def main():

if __name__ == '__main__':

What this function do is to check whether you run the module (or script) directly, or if you import the module from another one.

What it says is this:

If you run the module directly, execute the function, if you import the module, don’t run it.

Let’s break it out.

Basics on how Python runs a file

Whenever the Python reads a script, it does two actions:

  • it sets a few special variables like __name__;
  • it executes the code found in the script.

What __name__ does When Running a Script

Let’s build a file as an example.

The script will print the __name__ variable.

When I execute the code using python in the Terminal, the script will return __main__.

What __name__ does When Importing a Script

Now, let’s see what happens when I try to import the module.

I created a python script that the only purpose is to import

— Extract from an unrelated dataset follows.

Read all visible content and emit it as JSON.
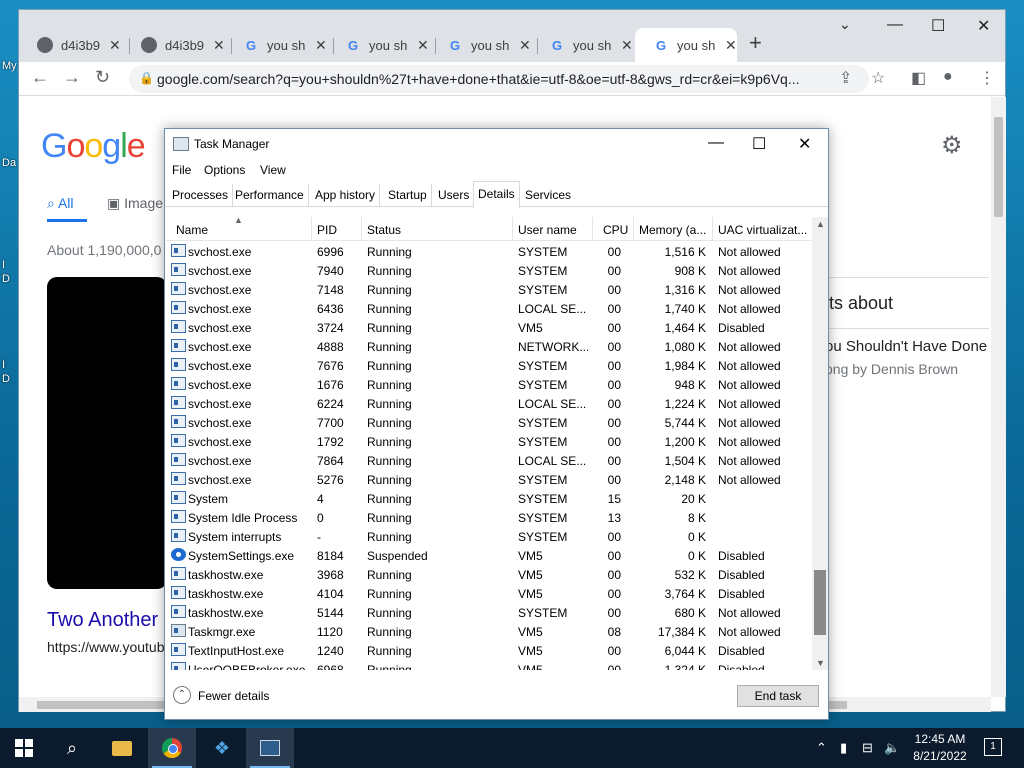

If you are not familiar with how import works, all it does is that it executes the script that you import.

When I run python, it runs the print(__name__) function that we wrote in

This time, however, the Terminal returns the name of the imported module instead of __main__ as it did earlier.

Wrap-up: if __name__ == ‘__main__’

Coming back to the, let’s make this clearer with a complete example.

def main():
    print('The Main() Function Executed')

if __name__ == '__main__':
    print('The main() function did not execute')

What the will now do is that:

If I execute, print The Main() Function Executed, else if I import print The main() function did not execute.

Run the Main() Function From Import_main

Now, If you want, you could run any function available in the from

This is it, if __name__ == '__main__' is useful to import a Module to use the functions inside of it, without running the script.